My tour of Grady County’s peanut harvest included a view of large trailers piled high with peanuts, fields generously populated with huge bales of peanut hay looking deliciously like great loaves of bread, meeting a combine in the road and being glad he moved over to give me space. Overall, I felt energized myself from feeling the intensity of the farmers working to get their crops in ahead of the rain.
We had a real nice taste of the new crop earlier this week. I stepped out to get the mail one afternoon and waved to Ronnie Whitfield as he zoomed past. Then he backed up in his jeep and called out, “Do you like peanuts?” In the back of his jeep were three crates full of peanuts already picked off the vines. He gave me about three gallons which we soaked overnight, then boiled, covered in water, with a cup of salt for five or six hours. Oh, my! did the house smell good that day! And the peanuts are wonderful, addictive, so good! How nice to have a neighbor like that!
To extol the peanut for only a line or two–how could I have raised my children without PBJ sandwiches? How could we have a party without salted peanuts? How would the South have recovered from the boll weevil without alternative crops like peanuts and soy beans? Thanks for your part, Mr. George Washington Carver!
And then there’s the cotton crop. Because we did recover from the boll weevil and learn how to make sure he leaves the beautiful bolls alone. For years there were fields of tobacco, corn, soy beans but no cotton. Now the beautiful white fields stretch towards the tree line. The cotton is not delicious like peanuts, but so soft in flannel, sturdy in jeans, so adaptable a fabric. And so beautiful growing. After defoliation the fields are really “white unto harvest.” I saw a field yet untouched, one in progress of harvesting, and one where the fantastic huge bales of cotton as big as a house stood ready for transport. How do they make those bales so neat and tight?

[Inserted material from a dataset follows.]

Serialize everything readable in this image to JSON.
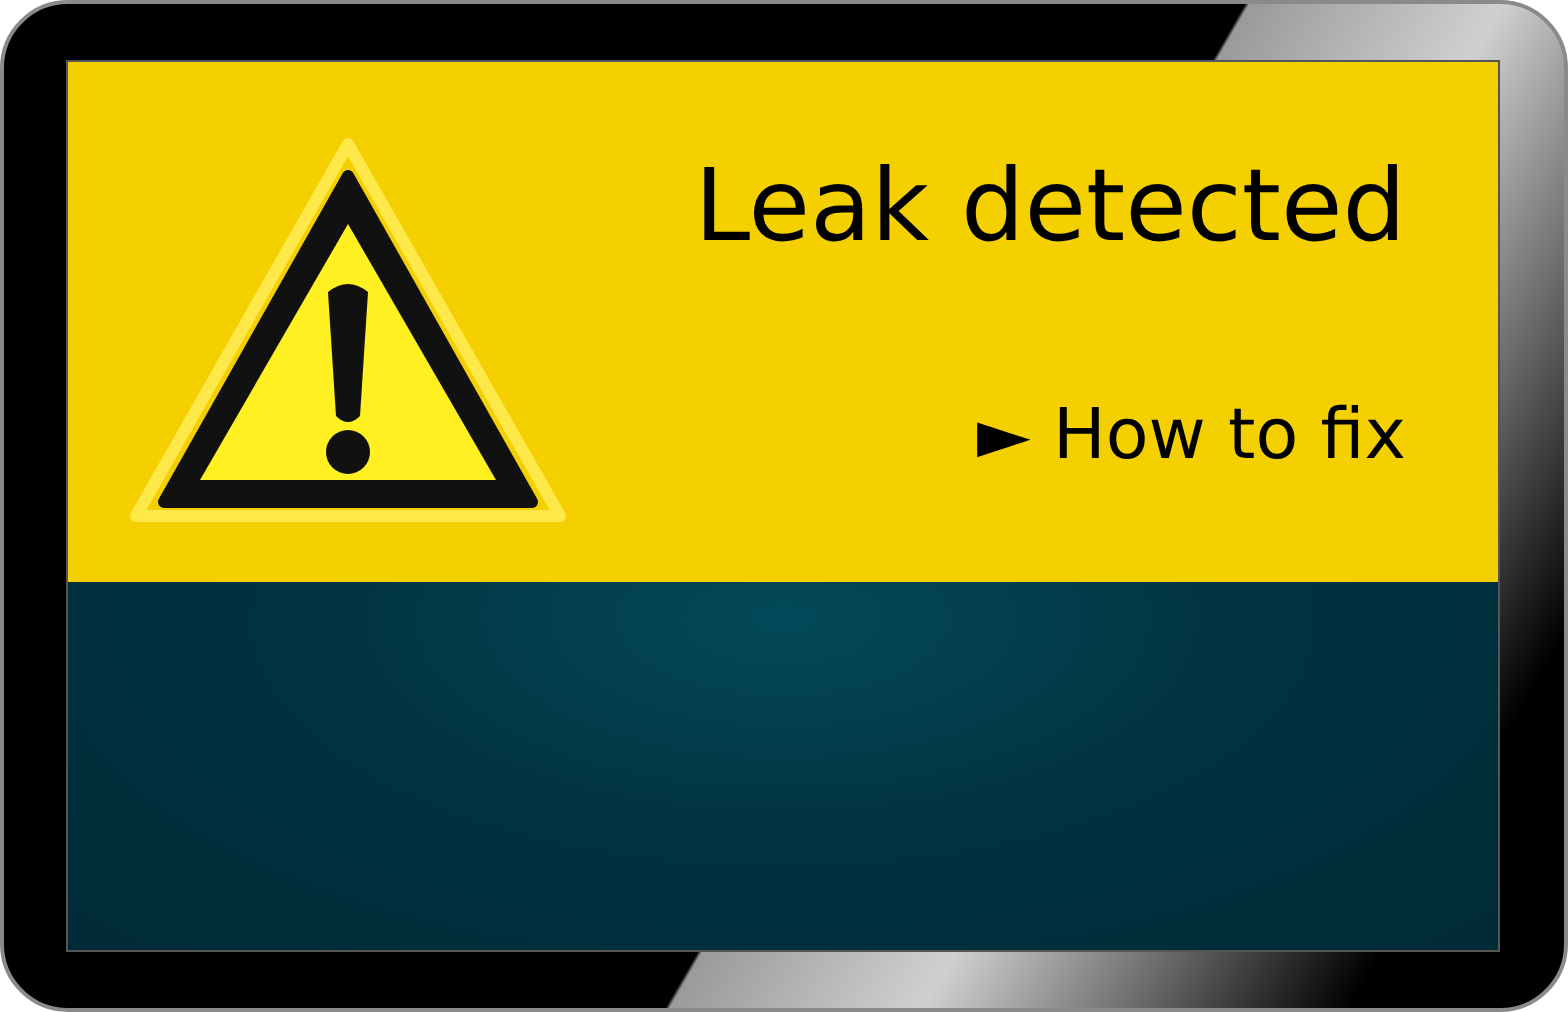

Charles remembers picking cotton, neighbors helping each other out during harvest. My mother talked about what it was like when she was a girl growing up in North Georgia, how hard they worked during cotton picking time. She said the rows stretched forever and she thought she’d never get the required pounds in her bag. Yet, she said, there was the fun of singing, telling tall tales, teasing and laughing with her brothers. That man I saw in the combine was all alone. I guess he had a radio for entertainment. I did wave to him after I took his picture, in case he needed a little encouragement!
All along the fence rows and in forgotten patches goldenrods bloom profusely with some morning glories and asters mixed in. The sky was, in itself, reflecting glory to God the day I was cruising the harvest. Now as I write a gentle rain is pattering down and the sky is a mixture of puffy grays. I wonder if the crops are safe.
Peanuts, cotton and goldenrods–food, fabric, and beauty. And neighbors who come by to share peanuts! And folks who are concerned when they see a silver-haired woman out tramping around in the weeds!
This is a wonderful place to live.
“Make a joyful noise unto the Lord, all the earth: make a loud noise, and rejoice, and sing praise.” Psalms 98:4 (KJV)